|2022||401(k)||SEP IRA||SIMPLE IRA|
|Who is it For||Any type of public or private company||Generally any type of employer except Nonprofit organizations||Employers with 100 or fewer employees earning $5000 or more from the Employer in the preceding year.|
|Who Can Contribute||Employee and employer||Employer||Employee and employer|
|Mandatory Employer Contribution||No||
Employer is not required to contribute.
If employer makes a contribution then needs to contribute to all eligible employees.
for Tax Year 2022
||25% of an employee’s compensation, or $61,000, whichever is less.||
Salary deferral contributions of 100% of earned income up to $14,000 plus $3,000 catch-up contributions for employees who are 50+.
Employer match of deferrals dollar for dollar up to 3% of employee compensation or net earnings from self-employment or 2% nonelective contribution.
|Vesting Timing for Employer Contributions||Multi-year options or immediate||Immediate||Immediate|
|Access to Funds
before age 59 1/2
|Penalty-free loans or 10% penalty for early withdrawal.||10% penalty tax for withdrawal before age 59½.||25% penalty tax for withdrawing before age 59 1/2 and within first 2 years of participating; 10% thereafter.|

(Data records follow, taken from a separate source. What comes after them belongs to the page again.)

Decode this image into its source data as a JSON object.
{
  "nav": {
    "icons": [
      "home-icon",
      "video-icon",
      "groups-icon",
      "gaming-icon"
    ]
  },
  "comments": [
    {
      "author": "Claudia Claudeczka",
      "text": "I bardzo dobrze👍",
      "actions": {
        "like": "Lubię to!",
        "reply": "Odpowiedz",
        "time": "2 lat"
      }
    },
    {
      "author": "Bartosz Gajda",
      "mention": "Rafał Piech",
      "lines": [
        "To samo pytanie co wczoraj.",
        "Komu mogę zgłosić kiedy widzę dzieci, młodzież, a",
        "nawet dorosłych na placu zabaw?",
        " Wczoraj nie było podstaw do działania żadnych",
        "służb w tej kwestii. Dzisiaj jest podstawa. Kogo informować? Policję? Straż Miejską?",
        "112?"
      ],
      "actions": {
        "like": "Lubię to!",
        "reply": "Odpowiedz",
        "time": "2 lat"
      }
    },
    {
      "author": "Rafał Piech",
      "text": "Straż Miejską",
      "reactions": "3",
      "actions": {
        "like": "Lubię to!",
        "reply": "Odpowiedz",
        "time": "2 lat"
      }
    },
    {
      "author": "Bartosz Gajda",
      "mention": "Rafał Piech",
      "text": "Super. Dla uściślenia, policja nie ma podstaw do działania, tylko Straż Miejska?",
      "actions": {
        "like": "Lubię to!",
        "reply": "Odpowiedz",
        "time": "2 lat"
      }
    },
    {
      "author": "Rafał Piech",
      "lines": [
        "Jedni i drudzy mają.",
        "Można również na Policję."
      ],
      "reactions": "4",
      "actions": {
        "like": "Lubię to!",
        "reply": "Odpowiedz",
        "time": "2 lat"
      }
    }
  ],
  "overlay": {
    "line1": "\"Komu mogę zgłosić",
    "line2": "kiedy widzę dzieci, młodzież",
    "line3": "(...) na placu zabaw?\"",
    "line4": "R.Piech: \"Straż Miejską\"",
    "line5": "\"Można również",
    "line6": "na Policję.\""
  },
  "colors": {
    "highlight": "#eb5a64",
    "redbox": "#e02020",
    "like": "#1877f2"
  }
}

While you may see the value in offering a retirement solution for your employees, you may still have concerns about costs. There may be tax incentives for your business when you set up a retirement solution. If you are worried about the time spent administering the plan, some plans come with preselected fund lineups and service providers to oversee the performance and complete administrative tasks and responsibilities, leaving you more time to focus on running your business.
There are pros and cons of each retirement solution type, but a 401(k) may offer the most flexibility for your firm. Contribution limits are higher than SIMPLE IRA deferral limits, and you can incentivize your employees to save even more by providing a match. Furthermore, a match provides your company with a competitive advantage: According to the U.S. Bureau of Labor Statistics National Compensation Survey, of the employers who offer 401(k) plans, over half offer a match.2 In the current job market, benefits are becoming increasingly important to attract and retain top talent: 78% of employees are more likely to stay with an employer because of their benefits.3
Morgan Stanley at Work offers small-business 401(k) services to help you and your employees reach their retirement plan goals. Furthermore, working with a provider like Morgan Stanley gives you access to a Financial Advisor, who can craft a retirement plan that meets the needs of your company and your employees, with diversified investment options to suit varying needs.
As a small-business owner, you can help improve the financial future of your employees by providing retirement benefits and leveraging the plan as an effective tool for attracting and retaining industry talent. If you already have a SIMPLE IRA program and you are interested in converting the plan into a 401(k), the election must be done by October for the new plan to take effect in the new calendar year.
Talk to a Morgan Stanley Financial Advisor, and your legal and tax advisors about your options, and what type of retirement solution makes the most sense for your business and employees.
Morgan Stanley at Work helps build financial confidence through thoughtful education to help individuals embrace their tomorrow, today.